Subject: Re: Moving getmaxpartitions to libc
To: Wolfgang Solfrank <firstname.lastname@example.org>
From: Leo Weppelman <email@example.com>
Date: 09/02/1999 23:26:34
On Thu 02 Sep 1999, Wolfgang Solfrank wrote:
> > It looks like you are trading the problem of in-core disklabels that get
> > lost on the last close with the problem of how to get rid of an in-core
> > disklabel. Turning things around here does not solve the problems.
> Well, IMHO there is not really a valid reason to want to get rid of the
> in-core disklabel (except for media change of course (or hotswapping drives
And when you are meddling with the disklabel - as you mention below.
> As far as I can see it, any program trying to change the on-disk label
> should better be prepared to set the in-core label, too. And no, I don't
> see a dd of the label sector as a valid form of changing the disklabel
> (especially, as on most(?) ports this wouldn't work anyway, as the
> label sector is normally write protected).
I think we do (mostly) agree here. A dd(1) is a very rough kind of labeling
a disk ;-) There are a few points worth mentioning though:
1) Since historically, the in-core disklabel was dropped on the last
close, there are programs and procedures that depend on it.
[ I think this being the right version of history was 'proven' in
the thread on thech-kern. Correct me if I'm wrong ]
2) Because of 1), most ports could do without an 'mbrlabel-like' program,
since the kernel would reconstruct the in-core label for them.
You can argue that it would be nice and handy to have an mbrlabel-like
program for each native label type - as you actually do below. And
all I can say is: yes, but not forced by an API change that
'just-went-in'. So in this case, I want a way to drop the in-core
[ What I mean is, on the atari port, there is a tool to modify
partition id's. By changing id's, you indirectly change the way

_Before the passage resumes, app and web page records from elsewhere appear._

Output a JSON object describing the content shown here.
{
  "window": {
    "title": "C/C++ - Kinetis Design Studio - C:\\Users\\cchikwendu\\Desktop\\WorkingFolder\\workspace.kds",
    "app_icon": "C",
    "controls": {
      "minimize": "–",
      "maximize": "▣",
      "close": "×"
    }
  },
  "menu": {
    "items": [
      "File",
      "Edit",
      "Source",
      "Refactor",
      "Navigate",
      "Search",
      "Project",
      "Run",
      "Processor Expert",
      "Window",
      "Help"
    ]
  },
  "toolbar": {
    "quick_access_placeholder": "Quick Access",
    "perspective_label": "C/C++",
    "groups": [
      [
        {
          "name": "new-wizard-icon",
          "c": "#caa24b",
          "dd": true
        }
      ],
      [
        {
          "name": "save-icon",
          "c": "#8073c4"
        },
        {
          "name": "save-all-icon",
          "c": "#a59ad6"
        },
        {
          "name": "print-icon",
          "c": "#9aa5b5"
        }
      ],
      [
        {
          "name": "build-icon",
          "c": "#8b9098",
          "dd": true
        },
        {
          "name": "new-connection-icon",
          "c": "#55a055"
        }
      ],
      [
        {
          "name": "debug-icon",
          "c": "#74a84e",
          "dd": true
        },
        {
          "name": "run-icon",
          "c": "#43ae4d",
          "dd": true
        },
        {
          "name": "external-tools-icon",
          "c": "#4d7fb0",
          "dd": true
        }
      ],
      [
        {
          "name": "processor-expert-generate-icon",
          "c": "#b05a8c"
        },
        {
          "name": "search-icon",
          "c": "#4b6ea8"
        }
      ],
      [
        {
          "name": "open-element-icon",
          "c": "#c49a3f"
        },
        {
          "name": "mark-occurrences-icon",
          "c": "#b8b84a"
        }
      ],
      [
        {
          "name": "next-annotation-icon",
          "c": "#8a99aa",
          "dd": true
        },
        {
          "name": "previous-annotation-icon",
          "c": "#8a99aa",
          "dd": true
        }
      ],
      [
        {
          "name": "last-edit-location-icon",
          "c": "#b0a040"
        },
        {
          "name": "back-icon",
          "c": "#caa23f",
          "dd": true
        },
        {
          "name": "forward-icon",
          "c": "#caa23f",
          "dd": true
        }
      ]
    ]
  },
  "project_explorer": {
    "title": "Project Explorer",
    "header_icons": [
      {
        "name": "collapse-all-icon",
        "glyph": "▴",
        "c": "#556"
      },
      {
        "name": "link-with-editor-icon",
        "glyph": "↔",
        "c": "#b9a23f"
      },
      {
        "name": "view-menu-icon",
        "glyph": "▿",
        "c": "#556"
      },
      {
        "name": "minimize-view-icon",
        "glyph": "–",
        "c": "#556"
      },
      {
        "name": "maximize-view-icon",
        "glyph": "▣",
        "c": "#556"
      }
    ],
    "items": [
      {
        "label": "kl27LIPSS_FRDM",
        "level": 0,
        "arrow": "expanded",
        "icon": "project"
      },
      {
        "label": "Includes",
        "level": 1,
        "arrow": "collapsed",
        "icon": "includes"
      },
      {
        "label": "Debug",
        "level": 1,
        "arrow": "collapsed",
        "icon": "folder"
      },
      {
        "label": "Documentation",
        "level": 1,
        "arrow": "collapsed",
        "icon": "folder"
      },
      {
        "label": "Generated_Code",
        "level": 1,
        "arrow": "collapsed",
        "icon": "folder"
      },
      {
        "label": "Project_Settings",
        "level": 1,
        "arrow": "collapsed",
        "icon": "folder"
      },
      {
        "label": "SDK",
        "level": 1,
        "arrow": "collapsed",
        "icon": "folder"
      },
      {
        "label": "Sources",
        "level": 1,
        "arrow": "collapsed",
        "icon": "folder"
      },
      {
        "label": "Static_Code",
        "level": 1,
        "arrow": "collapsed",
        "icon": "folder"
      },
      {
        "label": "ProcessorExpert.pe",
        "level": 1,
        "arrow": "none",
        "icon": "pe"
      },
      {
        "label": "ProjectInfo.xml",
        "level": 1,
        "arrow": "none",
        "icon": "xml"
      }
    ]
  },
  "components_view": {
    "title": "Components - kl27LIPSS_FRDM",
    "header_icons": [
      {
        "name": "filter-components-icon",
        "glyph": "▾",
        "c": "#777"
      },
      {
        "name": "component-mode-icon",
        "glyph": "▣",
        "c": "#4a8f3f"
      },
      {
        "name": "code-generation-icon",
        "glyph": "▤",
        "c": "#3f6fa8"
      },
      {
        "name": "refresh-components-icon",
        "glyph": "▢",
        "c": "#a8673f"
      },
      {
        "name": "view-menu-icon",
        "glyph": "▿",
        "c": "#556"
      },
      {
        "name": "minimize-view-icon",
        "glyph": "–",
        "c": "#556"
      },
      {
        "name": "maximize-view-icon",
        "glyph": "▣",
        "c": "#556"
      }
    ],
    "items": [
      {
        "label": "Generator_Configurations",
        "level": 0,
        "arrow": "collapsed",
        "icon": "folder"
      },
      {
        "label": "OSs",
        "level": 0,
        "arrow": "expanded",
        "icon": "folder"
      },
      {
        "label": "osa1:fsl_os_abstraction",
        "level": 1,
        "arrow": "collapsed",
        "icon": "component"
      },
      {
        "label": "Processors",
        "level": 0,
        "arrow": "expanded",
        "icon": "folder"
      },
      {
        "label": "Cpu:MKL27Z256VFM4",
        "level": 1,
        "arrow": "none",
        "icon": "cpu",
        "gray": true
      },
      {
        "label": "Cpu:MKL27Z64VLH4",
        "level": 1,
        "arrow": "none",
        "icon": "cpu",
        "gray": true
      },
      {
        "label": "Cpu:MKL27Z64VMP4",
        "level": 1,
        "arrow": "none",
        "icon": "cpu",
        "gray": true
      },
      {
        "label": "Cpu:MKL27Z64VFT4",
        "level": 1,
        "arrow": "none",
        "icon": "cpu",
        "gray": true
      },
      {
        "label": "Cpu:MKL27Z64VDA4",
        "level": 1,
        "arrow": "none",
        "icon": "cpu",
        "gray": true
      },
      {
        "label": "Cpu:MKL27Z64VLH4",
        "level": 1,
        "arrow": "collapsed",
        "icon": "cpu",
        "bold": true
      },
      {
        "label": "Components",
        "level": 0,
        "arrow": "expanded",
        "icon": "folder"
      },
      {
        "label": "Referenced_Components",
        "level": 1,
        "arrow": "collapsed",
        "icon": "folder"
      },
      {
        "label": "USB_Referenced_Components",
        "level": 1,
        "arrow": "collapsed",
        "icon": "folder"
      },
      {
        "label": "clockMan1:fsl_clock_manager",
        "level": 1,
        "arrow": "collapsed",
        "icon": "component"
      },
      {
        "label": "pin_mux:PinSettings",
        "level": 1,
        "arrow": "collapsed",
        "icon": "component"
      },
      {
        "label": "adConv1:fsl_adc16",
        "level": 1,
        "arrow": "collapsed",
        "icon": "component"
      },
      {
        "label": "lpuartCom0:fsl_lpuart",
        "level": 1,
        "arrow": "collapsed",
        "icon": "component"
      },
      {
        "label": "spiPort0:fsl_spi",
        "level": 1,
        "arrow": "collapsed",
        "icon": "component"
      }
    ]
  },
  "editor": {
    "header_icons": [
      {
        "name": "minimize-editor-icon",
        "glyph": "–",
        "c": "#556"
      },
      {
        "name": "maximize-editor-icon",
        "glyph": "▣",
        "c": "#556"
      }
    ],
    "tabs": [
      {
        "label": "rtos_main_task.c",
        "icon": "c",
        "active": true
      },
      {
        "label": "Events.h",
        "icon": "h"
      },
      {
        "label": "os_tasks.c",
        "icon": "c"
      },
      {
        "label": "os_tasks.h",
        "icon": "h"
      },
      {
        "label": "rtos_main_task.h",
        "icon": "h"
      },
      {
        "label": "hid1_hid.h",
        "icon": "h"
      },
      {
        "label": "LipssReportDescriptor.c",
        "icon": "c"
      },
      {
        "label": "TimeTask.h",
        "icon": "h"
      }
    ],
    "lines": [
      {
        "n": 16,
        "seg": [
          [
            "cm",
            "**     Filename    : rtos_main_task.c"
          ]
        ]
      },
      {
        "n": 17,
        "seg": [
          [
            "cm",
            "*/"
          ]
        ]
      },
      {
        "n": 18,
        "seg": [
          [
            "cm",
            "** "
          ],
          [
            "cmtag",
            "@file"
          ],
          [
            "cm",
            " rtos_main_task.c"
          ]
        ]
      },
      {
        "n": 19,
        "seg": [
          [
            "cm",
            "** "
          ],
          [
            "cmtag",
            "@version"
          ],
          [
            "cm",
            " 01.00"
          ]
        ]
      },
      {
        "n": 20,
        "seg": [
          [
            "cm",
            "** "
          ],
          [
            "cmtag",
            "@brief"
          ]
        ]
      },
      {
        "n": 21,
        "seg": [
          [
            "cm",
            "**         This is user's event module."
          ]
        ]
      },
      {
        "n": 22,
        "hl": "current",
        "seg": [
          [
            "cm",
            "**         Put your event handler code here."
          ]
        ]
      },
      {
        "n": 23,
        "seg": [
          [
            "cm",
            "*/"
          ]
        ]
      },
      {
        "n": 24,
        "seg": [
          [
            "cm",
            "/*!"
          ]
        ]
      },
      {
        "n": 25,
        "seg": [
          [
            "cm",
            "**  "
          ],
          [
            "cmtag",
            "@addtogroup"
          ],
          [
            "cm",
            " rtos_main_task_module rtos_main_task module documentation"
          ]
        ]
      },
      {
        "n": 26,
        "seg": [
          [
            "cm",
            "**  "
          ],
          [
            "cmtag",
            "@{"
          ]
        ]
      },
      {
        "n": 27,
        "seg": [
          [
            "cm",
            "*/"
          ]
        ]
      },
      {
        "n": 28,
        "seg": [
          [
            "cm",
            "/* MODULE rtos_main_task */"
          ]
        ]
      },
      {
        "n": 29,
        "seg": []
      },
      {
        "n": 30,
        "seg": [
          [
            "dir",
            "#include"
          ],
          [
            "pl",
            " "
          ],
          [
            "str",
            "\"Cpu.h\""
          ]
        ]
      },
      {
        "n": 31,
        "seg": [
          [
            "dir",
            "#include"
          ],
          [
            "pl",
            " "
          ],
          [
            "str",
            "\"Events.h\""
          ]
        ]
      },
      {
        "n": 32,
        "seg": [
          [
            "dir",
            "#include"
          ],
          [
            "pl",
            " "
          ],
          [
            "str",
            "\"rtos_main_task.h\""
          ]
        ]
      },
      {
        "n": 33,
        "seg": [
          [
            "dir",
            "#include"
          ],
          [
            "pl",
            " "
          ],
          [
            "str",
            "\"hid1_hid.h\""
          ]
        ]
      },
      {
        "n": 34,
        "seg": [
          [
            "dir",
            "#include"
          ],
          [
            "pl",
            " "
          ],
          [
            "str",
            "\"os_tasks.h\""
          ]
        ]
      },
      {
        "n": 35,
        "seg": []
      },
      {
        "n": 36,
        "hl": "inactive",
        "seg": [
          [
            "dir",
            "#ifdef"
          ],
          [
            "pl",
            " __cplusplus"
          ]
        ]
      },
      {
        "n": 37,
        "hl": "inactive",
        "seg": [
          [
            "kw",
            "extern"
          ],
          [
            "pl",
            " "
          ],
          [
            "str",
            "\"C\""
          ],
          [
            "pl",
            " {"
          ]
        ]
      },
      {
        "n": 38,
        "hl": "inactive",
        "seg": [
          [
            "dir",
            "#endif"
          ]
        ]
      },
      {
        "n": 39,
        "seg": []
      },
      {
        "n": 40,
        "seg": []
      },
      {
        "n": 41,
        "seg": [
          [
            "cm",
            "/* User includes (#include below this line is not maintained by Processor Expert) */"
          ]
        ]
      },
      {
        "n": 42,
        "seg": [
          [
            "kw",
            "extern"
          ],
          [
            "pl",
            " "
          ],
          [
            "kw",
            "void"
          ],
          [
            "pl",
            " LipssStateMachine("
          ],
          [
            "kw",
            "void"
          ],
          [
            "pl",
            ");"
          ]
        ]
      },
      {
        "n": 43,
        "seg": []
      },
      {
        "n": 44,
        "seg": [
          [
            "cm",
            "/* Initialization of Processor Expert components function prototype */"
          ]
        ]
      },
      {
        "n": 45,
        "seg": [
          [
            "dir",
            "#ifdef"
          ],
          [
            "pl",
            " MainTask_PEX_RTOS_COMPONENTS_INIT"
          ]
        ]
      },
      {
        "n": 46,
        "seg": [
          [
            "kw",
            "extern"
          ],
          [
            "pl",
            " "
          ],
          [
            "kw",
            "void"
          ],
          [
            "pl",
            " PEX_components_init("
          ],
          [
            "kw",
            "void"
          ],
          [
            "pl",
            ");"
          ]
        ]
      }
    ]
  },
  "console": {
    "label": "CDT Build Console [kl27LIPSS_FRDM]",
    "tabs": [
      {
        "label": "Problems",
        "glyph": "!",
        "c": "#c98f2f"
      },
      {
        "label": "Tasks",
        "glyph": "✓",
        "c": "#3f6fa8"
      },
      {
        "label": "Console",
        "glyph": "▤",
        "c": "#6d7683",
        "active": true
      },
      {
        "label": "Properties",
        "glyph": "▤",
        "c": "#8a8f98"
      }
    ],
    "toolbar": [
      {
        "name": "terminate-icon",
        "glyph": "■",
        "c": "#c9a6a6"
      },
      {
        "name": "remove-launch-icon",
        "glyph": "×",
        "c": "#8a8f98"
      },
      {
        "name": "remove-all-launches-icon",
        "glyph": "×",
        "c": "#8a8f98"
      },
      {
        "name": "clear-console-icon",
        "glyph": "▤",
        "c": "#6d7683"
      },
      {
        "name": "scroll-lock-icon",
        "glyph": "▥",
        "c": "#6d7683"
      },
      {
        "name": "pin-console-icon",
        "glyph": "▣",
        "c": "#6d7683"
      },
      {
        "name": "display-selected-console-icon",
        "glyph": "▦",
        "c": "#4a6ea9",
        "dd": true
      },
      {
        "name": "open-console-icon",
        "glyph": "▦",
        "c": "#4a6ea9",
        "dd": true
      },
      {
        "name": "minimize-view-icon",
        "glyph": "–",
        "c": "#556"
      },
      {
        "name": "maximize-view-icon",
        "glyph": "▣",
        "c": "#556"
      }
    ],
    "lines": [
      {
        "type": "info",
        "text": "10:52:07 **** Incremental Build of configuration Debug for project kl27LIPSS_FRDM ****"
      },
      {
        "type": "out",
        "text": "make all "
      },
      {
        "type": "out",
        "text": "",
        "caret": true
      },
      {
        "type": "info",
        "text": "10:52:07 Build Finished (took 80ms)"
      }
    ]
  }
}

the kernel constructs the in-core label. ].
3) On some ports, the native label is scattered over the disk. On the
atari, there can be a chain of mbr-like sectors (I _think_ this is
possible on the x86 too, but I'm not sure). You cannot protect all of
them. So what's the protection worth in practice?
[ Just a thought: Maybe the protection flag (DIOCWLABEL) can be used
to select behaviour? I.e. why drop a protected label? ]
> One vaguely valid reason I can see for wanting to get rid of the in-core
> label would be to check what default label the kernel will construct if
> there is no valid NetBSD disklabel on the media. However, I'm not sure
Or the kernel is the only one that _can_ currently construct an in-core
> whether I want to go through the extra hassle of supporting the concept
> of a non-sticky label just for that.
I would turn this around: the non-sticky label _was_ supported. The sticky
one is now half supported (I guess only for disks through the scsipi-layer).
> I'd much rather see some userland utility to generate in-core labels in a
> way similar to what the kernel does for all supported disklabel formats
> (more or less like the mbrlabel utility does). That way, one gets the
> advantage of being able to access the disk on any port.
I would like this too. At least I already made someone happy with the
mbrlabel program. He can now read iomega formatted zip disks on the atari;
these have an mbr-label ;-)
The disklabel stuff needs updating. That's why I started this thread in
the first place. I hope to wring out some proposal out of the threads on
this subject ;-)